Review:The Show That Smells (Or The Last Temptation Of Jimmie Rodgers) (Clawhammer Theatre)

The Show That Smells at Theatre Passe Muraille

“Funny and quirky” puppet show takes the stage in Toronto

Based on the title alone, I was looking forward to seeing Clawhammer Theatre‘s The Show That Smells (Or The Last Temptation of Jimmie Rodgers) at Theatre Passe Muraille on Friday. I figured any show that includes Jimmie Rodgers, Elsa Schiaparelli, Lon Cheney, Coco Chanel, and  the Carter Family Singers has to be interesting. Add puppets and marionettes and I’m a happy girl.

Gemma James Smith and Gil Garratt created this show based on a novella by Derek McCormack. They also made the puppets and the puppet stage. They have both worked for Ronnie Burkett’s Theatre of Marionettes so they know puppets, and really know how to bring them to life.

Together, they’ve built a wonderful cast of characters. Coco Chanel is delightfully French in her little Chanel suit–how could she be anything but a force for good? Schiaparelli, on the other hand, is flamboyantly evil in shocking pink – or maybe red, but it should be shocking pink! Jimmie’s wife Carrie is very Jacqueline Kennedy in a dress and pillbox hat.
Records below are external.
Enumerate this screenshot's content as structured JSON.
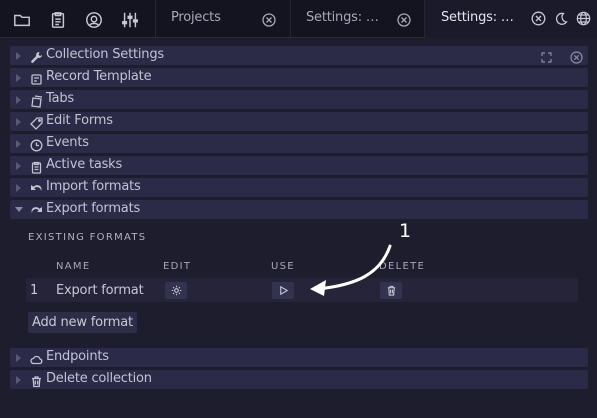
{
  "topbar": {
    "nav_icons": [
      "folder-icon",
      "clipboard-icon",
      "user-circle-icon",
      "sliders-icon"
    ],
    "tabs": [
      {
        "label": "Projects",
        "active": false
      },
      {
        "label": "Settings: …",
        "active": false
      },
      {
        "label": "Settings: …",
        "active": true
      }
    ],
    "right_icons": [
      "close-circle-icon",
      "moon-icon",
      "globe-icon"
    ]
  },
  "sections": [
    {
      "label": "Collection Settings",
      "icon": "wrench-icon",
      "expanded": false
    },
    {
      "label": "Record Template",
      "icon": "record-icon",
      "expanded": false
    },
    {
      "label": "Tabs",
      "icon": "tabs-icon",
      "expanded": false
    },
    {
      "label": "Edit Forms",
      "icon": "tag-icon",
      "expanded": false
    },
    {
      "label": "Events",
      "icon": "clock-icon",
      "expanded": false
    },
    {
      "label": "Active tasks",
      "icon": "clipboard-icon",
      "expanded": false
    },
    {
      "label": "Import formats",
      "icon": "undo-icon",
      "expanded": false
    },
    {
      "label": "Export formats",
      "icon": "redo-icon",
      "expanded": true
    },
    {
      "label": "Endpoints",
      "icon": "cloud-icon",
      "expanded": false
    },
    {
      "label": "Delete collection",
      "icon": "trash-icon",
      "expanded": false
    }
  ],
  "export_formats": {
    "header": "EXISTING FORMATS",
    "columns": [
      "NAME",
      "EDIT",
      "USE",
      "DELETE"
    ],
    "rows": [
      {
        "index": "1",
        "name": "Export format"
      }
    ],
    "add_button": "Add new format"
  },
  "annotation": {
    "label": "1"
  },
  "colors": {
    "background": "#1e1d2d",
    "topbar": "#141320",
    "section_row": "#2b2a47",
    "text": "#c9c8d6",
    "annotation": "#ffffff"
  }
}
Jimmie wears a suit and hat and strums a guitar. Even though I could see Smith and Garratt pulling the strings and moving the puppets, I still was caught up in their story as if they were real.

I can’t imagine this piece with actors. It’s perfect with marionettes and puppets.

The story is as surreal as the cast. Jimmie Rodgers is dying from TB (true) and breathes Chanel No. 5 to mask the smell of his rotting lungs (doubtful). Elsa Schiaparelli – famous haute couture designer – offers to cure him and builds a tent show with him as the star. Coco Chanel and The Carter Family Singers intervene to try and save Jimmie’s Christian soul. Jimmie tells Elsa to go to hell, but Carrie loves Jimmie so much that she accepts Elsa’s offer.

As well as working the puppets and providing the voices, Smith and Garratt also play Jimmie’s music on guitar, banjo, accordion, and pail. Jimmie was famous for his yodelling, and the pair have worked out a nice yodel that they do together.

They also takes turns voicing Jimmie, and maybe some of the other characters. I noticed it with Jimmie early in the show, but after that I didn’t really pay attention to it.

One of things that I really loved was the little room where the doctor examined Jimmie. It was like a tiny stage within a stage within a stage; a tiny curtained box on the front of the puppet stage. One of the premises of the show is that it takes place in a mirror maze, and the stage within a stage felt very mirror-like.

My only quibble is that the show didn’t feel tight enough in some places. Overall, though, the show is funny and quirky, and it’s a fun way to spend 75 minutes.


Photo of Gemma James Smith and Gil Garratt